Celebrating the Saints: This week celebrates two doctors of the Church; Peter Chrysologus and Alphonsus Liguori, Ignatius of Loyola, and Martha the sister of Mary and Lazerus. The title doctor of the Church has been proclaimed by the Pope for only 33 saints. It is given to those saints whose writings or teachings have greatly enhanced the understanding of the Church. Ignatius (1491-1556) founded the Society of Jesus, commonly known as the Jesuits. The order is certainly among the most influential in the history of the Church. The order is greatly dedicated to spiritual discipline and learning. Jesuits tend to be men of very high learning and intellectual ability. Their greatest gift, however, is recognizing the need for humble submission to the will of God. Ignatius’ Spiritual Exercises are a guide to conforming ones will to God’s will. The motto of the Jesuits, which I personally quote often, is “Ad Maiorem Dei Gloriam” translated “For the greater glory of God”.

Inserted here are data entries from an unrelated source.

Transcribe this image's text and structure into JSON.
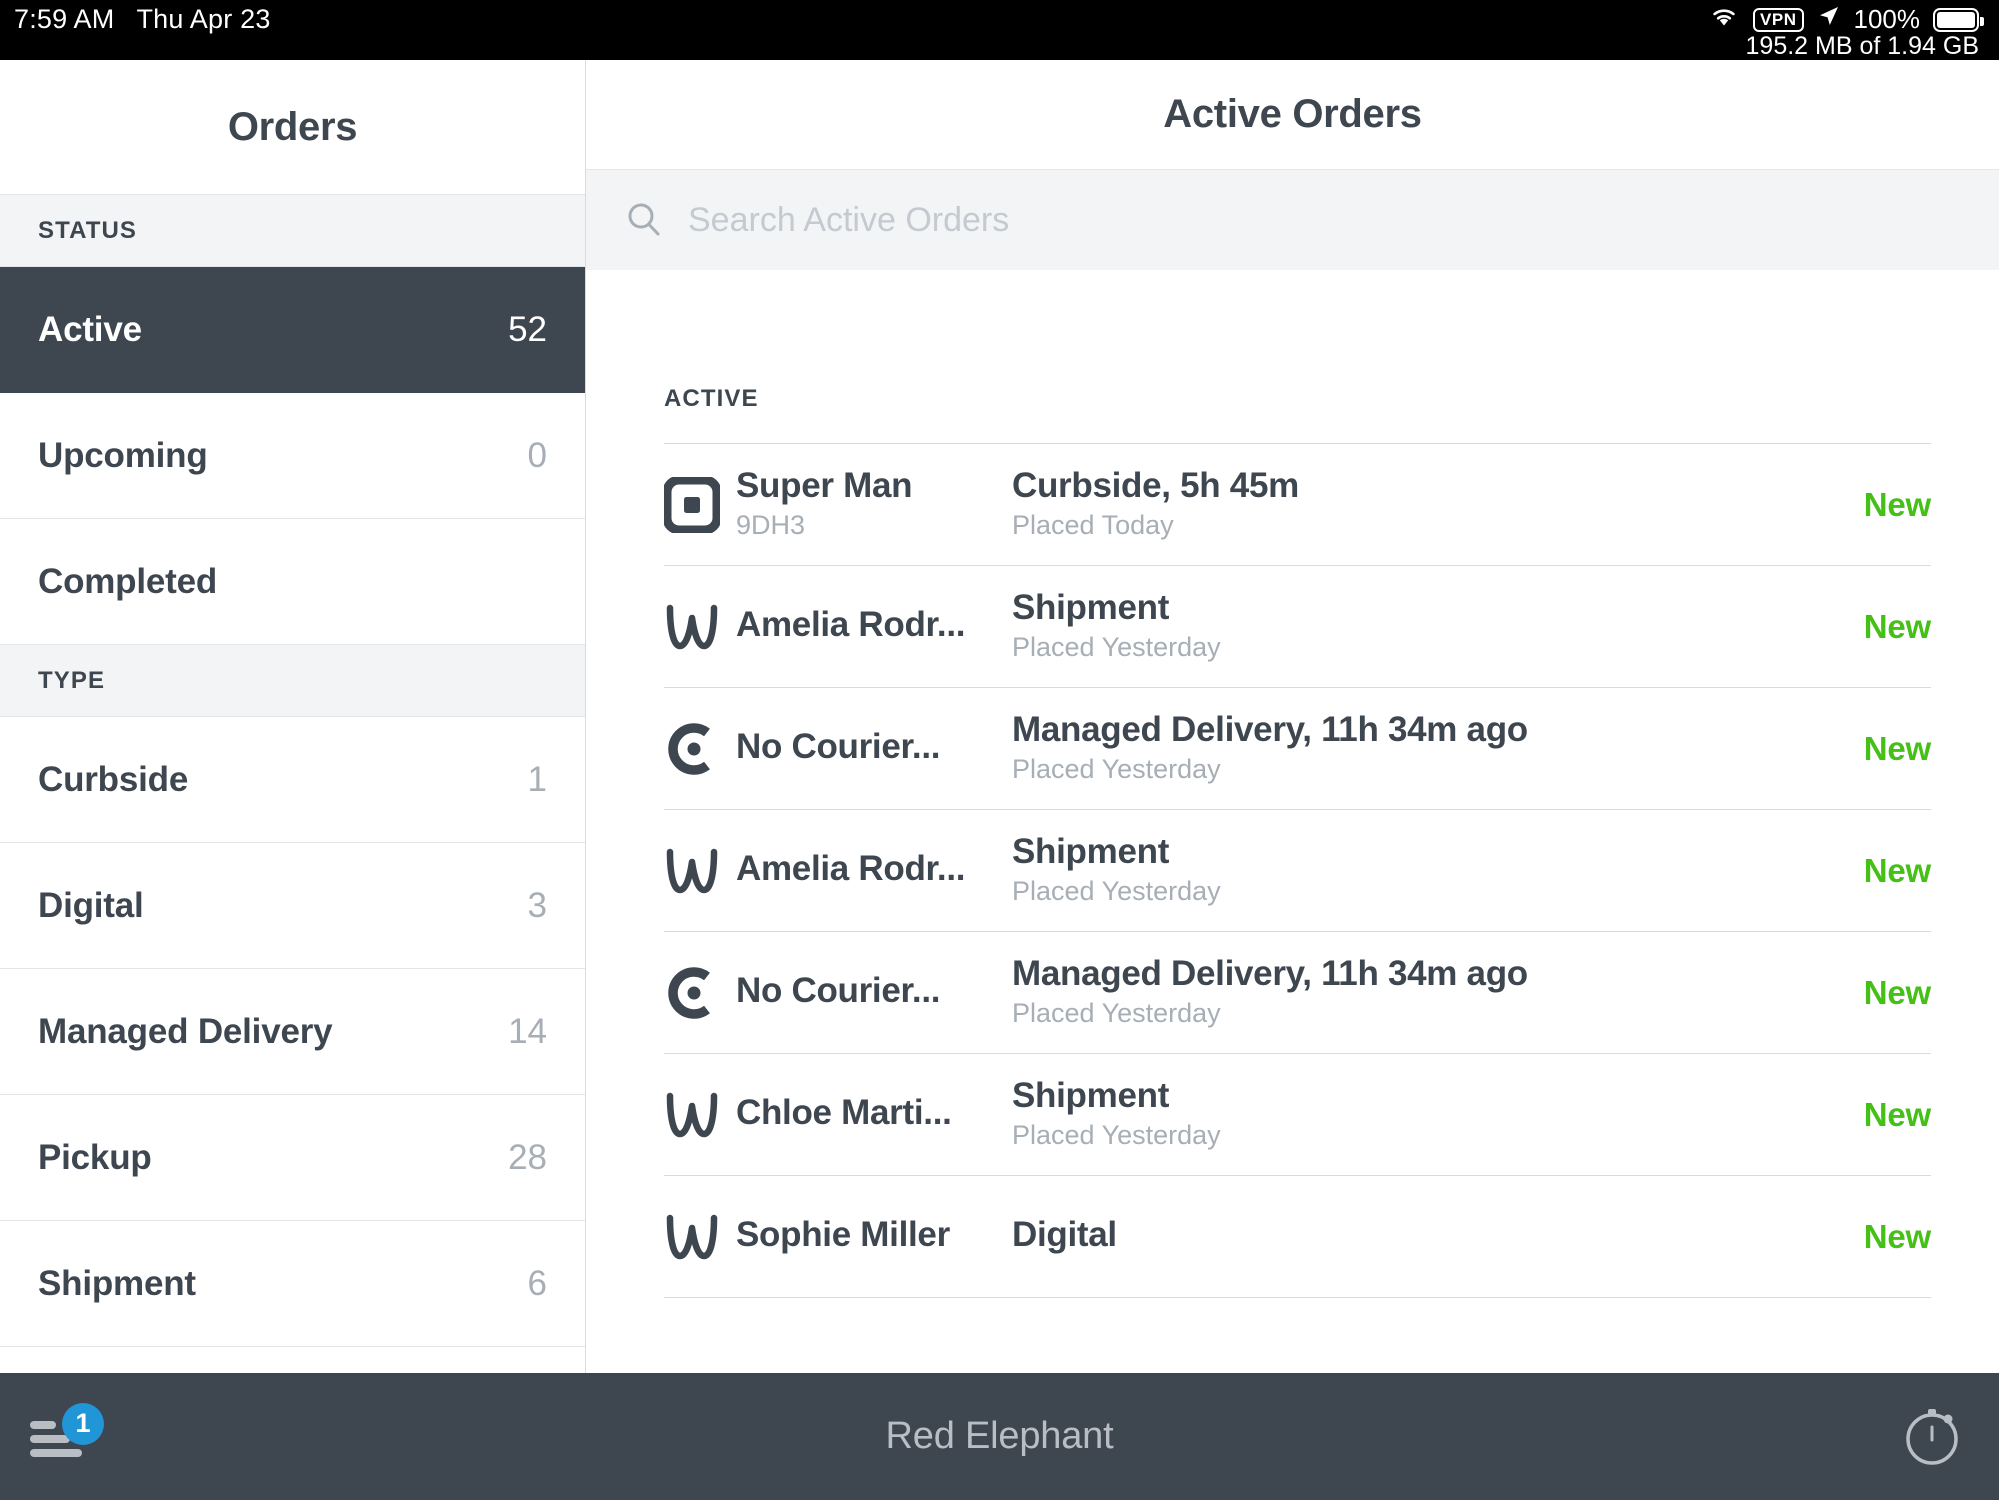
{
  "status_bar": {
    "time": "7:59 AM",
    "date": "Thu Apr 23",
    "wifi_icon": "wifi-icon",
    "vpn_label": "VPN",
    "location_icon": "location-arrow-icon",
    "battery_percent": "100%",
    "storage": "195.2 MB of 1.94 GB"
  },
  "sidebar": {
    "title": "Orders",
    "sections": [
      {
        "header": "STATUS",
        "items": [
          {
            "label": "Active",
            "count": "52",
            "selected": true
          },
          {
            "label": "Upcoming",
            "count": "0",
            "selected": false
          },
          {
            "label": "Completed",
            "count": "",
            "selected": false
          }
        ]
      },
      {
        "header": "TYPE",
        "items": [
          {
            "label": "Curbside",
            "count": "1",
            "selected": false
          },
          {
            "label": "Digital",
            "count": "3",
            "selected": false
          },
          {
            "label": "Managed Delivery",
            "count": "14",
            "selected": false
          },
          {
            "label": "Pickup",
            "count": "28",
            "selected": false
          },
          {
            "label": "Shipment",
            "count": "6",
            "selected": false
          }
        ]
      }
    ]
  },
  "main": {
    "title": "Active Orders",
    "search": {
      "placeholder": "Search Active Orders",
      "value": "",
      "icon": "search-icon"
    },
    "group_label": "ACTIVE",
    "rows": [
      {
        "icon": "square-logo-icon",
        "name": "Super Man",
        "order_id": "9DH3",
        "detail": "Curbside, 5h 45m",
        "placed": "Placed Today",
        "status": "New"
      },
      {
        "icon": "weebly-logo-icon",
        "name": "Amelia Rodr...",
        "order_id": "",
        "detail": "Shipment",
        "placed": "Placed Yesterday",
        "status": "New"
      },
      {
        "icon": "caviar-logo-icon",
        "name": "No Courier...",
        "order_id": "",
        "detail": "Managed Delivery, 11h 34m ago",
        "placed": "Placed Yesterday",
        "status": "New"
      },
      {
        "icon": "weebly-logo-icon",
        "name": "Amelia Rodr...",
        "order_id": "",
        "detail": "Shipment",
        "placed": "Placed Yesterday",
        "status": "New"
      },
      {
        "icon": "caviar-logo-icon",
        "name": "No Courier...",
        "order_id": "",
        "detail": "Managed Delivery, 11h 34m ago",
        "placed": "Placed Yesterday",
        "status": "New"
      },
      {
        "icon": "weebly-logo-icon",
        "name": "Chloe Marti...",
        "order_id": "",
        "detail": "Shipment",
        "placed": "Placed Yesterday",
        "status": "New"
      },
      {
        "icon": "weebly-logo-icon",
        "name": "Sophie Miller",
        "order_id": "",
        "detail": "Digital",
        "placed": "",
        "status": "New"
      }
    ]
  },
  "bottom_bar": {
    "menu_icon": "list-menu-icon",
    "badge_count": "1",
    "title": "Red Elephant",
    "timer_icon": "stopwatch-icon"
  },
  "colors": {
    "dark": "#3e4650",
    "accent_green": "#44c017",
    "badge_blue": "#2196d6",
    "muted": "#a7aeb5",
    "panel": "#f2f4f6"
  }
}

Readings for next week: Isaiah 55:1-3; Romans 8:35,37-39; Matthew 14:13-21
Reflection: There is no aisle at Kroger where a person buys bread or wine without price. There are places where a poor person can receive a meal without charge. Few, however, would suggest that these meals are of the highest quality. What makes these meals rich is the caring that is given with them. There is an aisle in the Church where bread and wine are offered without price. The Body and Blood of Christ is the richest meal of all. We feast upon the love of Christ and of all who join in the celebration. The meal does have a price, not to the one who receives, but to the one who gives. We contribute our hearts to the Eucharistic meal. Even in that, however, Christ has first given us the gift which we in turn give to each other.
1. Name a need about which you would appreciate another’s prayer. Silently, give that need to all who attend Mass this week.
2. Choose a day this week for fasting. Contribute food or money saved to charity.
Prayer: Jesus, it is from your open hand that we receive our most precious meals. Recreate us, Jesus, through the celebration of your love. May the Eucharist we receive become a boon to all people.